[Material to process — start]

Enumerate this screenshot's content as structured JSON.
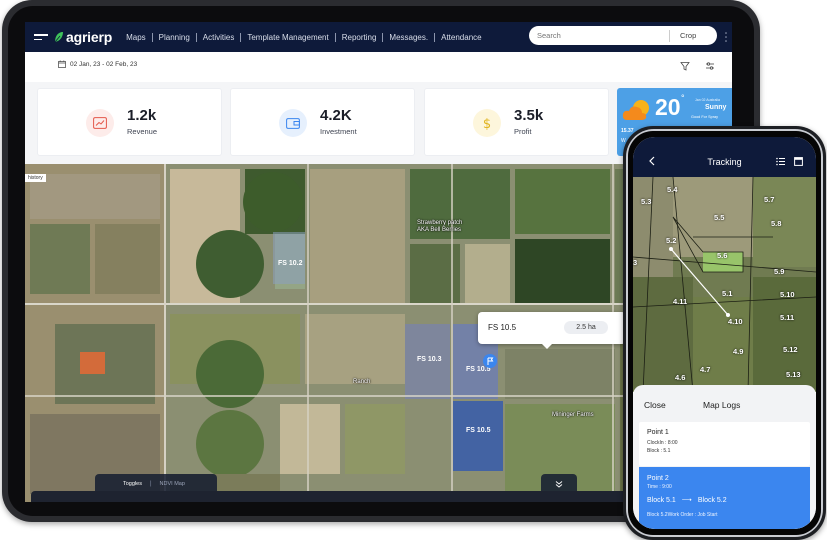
{
  "app": {
    "logo_prefix": "agri",
    "logo_suffix": "erp",
    "nav": [
      "Maps",
      "Planning",
      "Activities",
      "Template Management",
      "Reporting",
      "Messages.",
      "Attendance"
    ],
    "search_placeholder": "Search",
    "crop_select": "Crop"
  },
  "filters": {
    "date_range": "02 Jan, 23 - 02 Feb, 23"
  },
  "stats": [
    {
      "value": "1.2k",
      "label": "Revenue",
      "icon": "trend-up-icon",
      "color": "#e4574a",
      "bg": "#fdecea"
    },
    {
      "value": "4.2K",
      "label": "Investment",
      "icon": "wallet-icon",
      "color": "#3b86ef",
      "bg": "#e6f0fd"
    },
    {
      "value": "3.5k",
      "label": "Profit",
      "icon": "dollar-icon",
      "color": "#e0b31c",
      "bg": "#fdf6dc"
    }
  ],
  "weather": {
    "temp": "20",
    "degree": "°",
    "location": "Jan 02 Australia",
    "condition": "Sunny",
    "advice": "Good For Spray",
    "reading": "15.37",
    "reading_sub": "W"
  },
  "map": {
    "history_tab": "history",
    "fields": [
      {
        "id": "fs-10-2",
        "label": "FS 10.2"
      },
      {
        "id": "fs-10-3",
        "label": "FS 10.3"
      },
      {
        "id": "fs-10-5a",
        "label": "FS 10.5"
      },
      {
        "id": "fs-10-5b",
        "label": "FS 10.5"
      }
    ],
    "places": [
      "Strawberry patch",
      "AKA Bell Berries",
      "Mininger Farms",
      "Ranch"
    ],
    "popup": {
      "title": "FS 10.5",
      "area": "2.5 ha"
    },
    "toggles_label": "Toggles",
    "ndvi_label": "NDVI Map"
  },
  "phone": {
    "title": "Tracking",
    "blocks": [
      "5.3",
      "5.4",
      "5.7",
      "5.5",
      "5.8",
      "5.2",
      "5.6",
      "5.9",
      "5.1",
      "5.10",
      "4.11",
      "5.11",
      "4.10",
      "4.9",
      "5.12",
      "4.7",
      "4.6",
      "5.13",
      "3"
    ],
    "sheet": {
      "close_label": "Close",
      "title": "Map Logs",
      "logs": [
        {
          "title": "Point 1",
          "line1": "ClockIn : 8:00",
          "line2": "Block : 5.1"
        },
        {
          "title": "Point 2",
          "time": "Time : 9:00",
          "from": "Block 5.1",
          "arrow": "⟶",
          "to": "Block 5.2",
          "order": "Block 5.2Work Order : Job Start"
        }
      ]
    }
  }
}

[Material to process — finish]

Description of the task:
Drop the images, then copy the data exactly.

Exercise answer:
Enumerate this screenshot's content as structured JSON.
{
  "app": {
    "logo_prefix": "agri",
    "logo_suffix": "erp",
    "nav": [
      "Maps",
      "Planning",
      "Activities",
      "Template Management",
      "Reporting",
      "Messages.",
      "Attendance"
    ],
    "search_placeholder": "Search",
    "crop_select": "Crop"
  },
  "filters": {
    "date_range": "02 Jan, 23 - 02 Feb, 23"
  },
  "stats": [
    {
      "value": "1.2k",
      "label": "Revenue",
      "icon": "trend-up-icon",
      "color": "#e4574a",
      "bg": "#fdecea"
    },
    {
      "value": "4.2K",
      "label": "Investment",
      "icon": "wallet-icon",
      "color": "#3b86ef",
      "bg": "#e6f0fd"
    },
    {
      "value": "3.5k",
      "label": "Profit",
      "icon": "dollar-icon",
      "color": "#e0b31c",
      "bg": "#fdf6dc"
    }
  ],
  "weather": {
    "temp": "20",
    "degree": "°",
    "location": "Jan 02 Australia",
    "condition": "Sunny",
    "advice": "Good For Spray",
    "reading": "15.37",
    "reading_sub": "W"
  },
  "map": {
    "history_tab": "history",
    "fields": [
      {
        "id": "fs-10-2",
        "label": "FS 10.2"
      },
      {
        "id": "fs-10-3",
        "label": "FS 10.3"
      },
      {
        "id": "fs-10-5a",
        "label": "FS 10.5"
      },
      {
        "id": "fs-10-5b",
        "label": "FS 10.5"
      }
    ],
    "places": [
      "Strawberry patch",
      "AKA Bell Berries",
      "Mininger Farms",
      "Ranch"
    ],
    "popup": {
      "title": "FS 10.5",
      "area": "2.5 ha"
    },
    "toggles_label": "Toggles",
    "ndvi_label": "NDVI Map"
  },
  "phone": {
    "title": "Tracking",
    "blocks": [
      "5.3",
      "5.4",
      "5.7",
      "5.5",
      "5.8",
      "5.2",
      "5.6",
      "5.9",
      "5.1",
      "5.10",
      "4.11",
      "5.11",
      "4.10",
      "4.9",
      "5.12",
      "4.7",
      "4.6",
      "5.13",
      "3"
    ],
    "sheet": {
      "close_label": "Close",
      "title": "Map Logs",
      "logs": [
        {
          "title": "Point 1",
          "line1": "ClockIn : 8:00",
          "line2": "Block : 5.1"
        },
        {
          "title": "Point 2",
          "time": "Time : 9:00",
          "from": "Block 5.1",
          "arrow": "⟶",
          "to": "Block 5.2",
          "order": "Block 5.2Work Order : Job Start"
        }
      ]
    }
  }
}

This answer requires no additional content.